The mileage that Zed Shaw has received on a simple well-designed Python SMTP library is absolutely astounding and totally disproportionate to the complexity, novelty, and general market need for the library. His only other notable contribution is a simple, feature-constrained single-purpose micro web server that uses a scaling-limited thread-per-request architecture.
[Edit: This comment doesn't really make much sense now, since the parent updated his comment to note that Zed ALSO wrote mongrel. I'd delete this comment except for reply attached to it.]
[Edit] Why is the reply nonsense? The point is fairly clear -- there are far more established, widely used, complex and important projects that do not have such vitriolic personalities attached. Zed Shaw's known for his blog posts, not because of any proportionally notable contribution to the open source community.
(The original unmodified comment referred to this reply as "nonsense").
...but, OTOH, it worked out well for ESR...
Let's say he didn't post or publish anything, would you say he'd be better off? I'm positive he won't.
I'm sure he'll find something worthwhile, tho, because of his presence. So overall, it will help him.
If he wants a management position, not so much, IMO.
What qualities does he bring that would make him a good leader? It's his way or the highway, he's always right, everybody else are idiots, has a taste for drama...
Yep, just what any struggling organization needs. Dissent is fine, what Zed brings - just in a blog - would suck to work with.
I think he's a good programmer and self-promoter, but nothing of his that I've read would lead me to put him in charge of something. In a few years, when he's matured some, maybe.
If you have the skills (he does), finding a job should not be too difficult. No need to blog about it.
I don't think Zed is much more abrasive than Linus, for example.
Well, in a perfect world I’d just work on Lamson but the days of companies actually paying people to work on open source are pretty much over.
Have I missed something? I thought that, at least, most of the kernel and gcc devs were employed by companies to work on those projects. Is he right, and something has fundamentally changed?
And of course Lamson is not GCC or the kernel. Those are very special cases, look at the GNOME or KDE project... or Django for you web guys, who gets paid to work on Django? not even JKM
And lets not forget Rails....
In fact, IBM, one of the largest paying contributors to Eclipse, also pays people to work on a boatload of open source stuff. You don't realize until you actually dig into it yourself.

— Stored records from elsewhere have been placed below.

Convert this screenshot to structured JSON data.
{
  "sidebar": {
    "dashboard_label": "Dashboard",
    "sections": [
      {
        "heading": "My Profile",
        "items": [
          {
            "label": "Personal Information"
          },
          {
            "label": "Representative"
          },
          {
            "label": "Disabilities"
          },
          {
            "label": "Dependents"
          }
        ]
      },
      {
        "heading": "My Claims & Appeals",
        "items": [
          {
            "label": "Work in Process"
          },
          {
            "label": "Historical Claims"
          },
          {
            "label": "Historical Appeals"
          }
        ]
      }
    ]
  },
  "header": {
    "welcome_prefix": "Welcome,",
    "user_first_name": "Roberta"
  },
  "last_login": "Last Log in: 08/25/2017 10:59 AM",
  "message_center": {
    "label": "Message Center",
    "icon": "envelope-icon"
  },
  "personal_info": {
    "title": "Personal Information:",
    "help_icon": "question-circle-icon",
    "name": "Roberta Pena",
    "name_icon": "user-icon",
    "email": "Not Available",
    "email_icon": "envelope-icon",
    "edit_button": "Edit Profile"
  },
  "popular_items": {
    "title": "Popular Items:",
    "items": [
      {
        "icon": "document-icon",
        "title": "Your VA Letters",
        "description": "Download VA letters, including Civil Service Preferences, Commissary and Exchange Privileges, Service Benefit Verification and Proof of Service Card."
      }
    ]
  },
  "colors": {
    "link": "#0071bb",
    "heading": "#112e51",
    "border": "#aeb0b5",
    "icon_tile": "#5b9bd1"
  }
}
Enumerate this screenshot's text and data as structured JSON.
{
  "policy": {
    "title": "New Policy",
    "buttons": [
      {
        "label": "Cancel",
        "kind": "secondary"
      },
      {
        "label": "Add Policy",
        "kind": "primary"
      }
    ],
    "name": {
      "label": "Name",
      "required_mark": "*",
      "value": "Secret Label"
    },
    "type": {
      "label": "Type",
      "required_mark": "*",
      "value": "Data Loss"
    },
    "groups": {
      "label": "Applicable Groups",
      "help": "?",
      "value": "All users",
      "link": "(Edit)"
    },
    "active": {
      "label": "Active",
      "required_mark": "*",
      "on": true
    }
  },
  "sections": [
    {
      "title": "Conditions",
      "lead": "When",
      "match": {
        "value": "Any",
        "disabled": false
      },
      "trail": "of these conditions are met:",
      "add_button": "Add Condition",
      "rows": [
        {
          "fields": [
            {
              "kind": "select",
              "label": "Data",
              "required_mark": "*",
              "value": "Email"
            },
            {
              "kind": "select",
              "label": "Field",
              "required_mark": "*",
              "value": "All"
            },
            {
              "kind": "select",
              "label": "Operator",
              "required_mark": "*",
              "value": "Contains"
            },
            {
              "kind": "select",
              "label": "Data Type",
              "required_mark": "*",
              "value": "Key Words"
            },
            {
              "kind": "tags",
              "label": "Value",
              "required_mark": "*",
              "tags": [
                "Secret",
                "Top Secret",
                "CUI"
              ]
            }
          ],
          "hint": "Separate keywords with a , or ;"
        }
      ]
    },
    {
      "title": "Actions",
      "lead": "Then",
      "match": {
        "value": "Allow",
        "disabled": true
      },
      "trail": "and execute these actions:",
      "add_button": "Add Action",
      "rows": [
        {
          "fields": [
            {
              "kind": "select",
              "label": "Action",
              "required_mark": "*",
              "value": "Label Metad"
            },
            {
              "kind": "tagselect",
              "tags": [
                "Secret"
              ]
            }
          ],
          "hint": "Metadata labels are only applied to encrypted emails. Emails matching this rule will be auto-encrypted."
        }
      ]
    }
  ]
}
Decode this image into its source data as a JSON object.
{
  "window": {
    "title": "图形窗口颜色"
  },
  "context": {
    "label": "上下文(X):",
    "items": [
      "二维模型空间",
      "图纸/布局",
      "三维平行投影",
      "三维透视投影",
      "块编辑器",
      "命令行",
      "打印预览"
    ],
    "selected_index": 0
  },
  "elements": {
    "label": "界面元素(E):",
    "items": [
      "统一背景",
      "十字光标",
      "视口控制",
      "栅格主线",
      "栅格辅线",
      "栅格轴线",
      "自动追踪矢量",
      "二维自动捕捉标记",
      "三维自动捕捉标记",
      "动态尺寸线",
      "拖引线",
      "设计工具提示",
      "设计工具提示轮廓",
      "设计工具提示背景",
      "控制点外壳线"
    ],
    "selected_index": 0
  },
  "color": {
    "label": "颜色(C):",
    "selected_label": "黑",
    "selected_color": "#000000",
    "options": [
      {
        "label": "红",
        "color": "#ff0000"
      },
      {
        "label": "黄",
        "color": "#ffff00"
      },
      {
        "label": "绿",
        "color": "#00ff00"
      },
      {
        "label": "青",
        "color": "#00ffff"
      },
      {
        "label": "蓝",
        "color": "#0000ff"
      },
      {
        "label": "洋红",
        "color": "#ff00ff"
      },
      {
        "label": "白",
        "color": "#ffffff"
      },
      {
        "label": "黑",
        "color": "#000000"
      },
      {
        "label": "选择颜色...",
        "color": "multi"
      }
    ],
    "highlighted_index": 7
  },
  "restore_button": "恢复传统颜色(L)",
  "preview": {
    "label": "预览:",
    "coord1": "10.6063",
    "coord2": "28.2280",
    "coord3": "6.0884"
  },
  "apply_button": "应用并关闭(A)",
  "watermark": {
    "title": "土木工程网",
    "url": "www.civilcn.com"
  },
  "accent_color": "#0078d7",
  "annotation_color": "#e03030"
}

In contrast, for example, a PHP programmer who probably does PHP day-in-day out and not much else is going to find it pretty easy to fix a bug in a PHP framework him/herself and therefore his/her employer doesn't need to pay a big support contract. If problems are found they are probably in the development phase and if the team can't work around them, I would expect any number of freelancers could pick up the problem and fix it.
Basically I'm saying it's supply and demand.
Instead, take the ratio of your comment's parent divided by the (grandparent + parent), and you get x. I think.
One, not two.
He strikes me as a "get things done" sort of person.
He seems to me to be a nice guy, a clean coder and yes, a guy who gets things done. Very much in contrast with the generally abrasive character he's built on his website.
Anyway, for what it's worth, I'd have no trouble hiring him.
I've never met Zed but have been impressed with some of his talks that I have seen. I'd really value the chance to work with him.
Good luck to Zed though, I'm sure someone will snap him up just because of his online status and it's certainly a different way to find a job!
thnks, didn't know he was "popular" around HN, just some random, though quite pretentious judging from his blog & linkedin, dude that somehow got squeezed to the front page,
Beyond that, the guidlines say not to post such comments and I strongly agree with it. Should've just downmod it in the first place...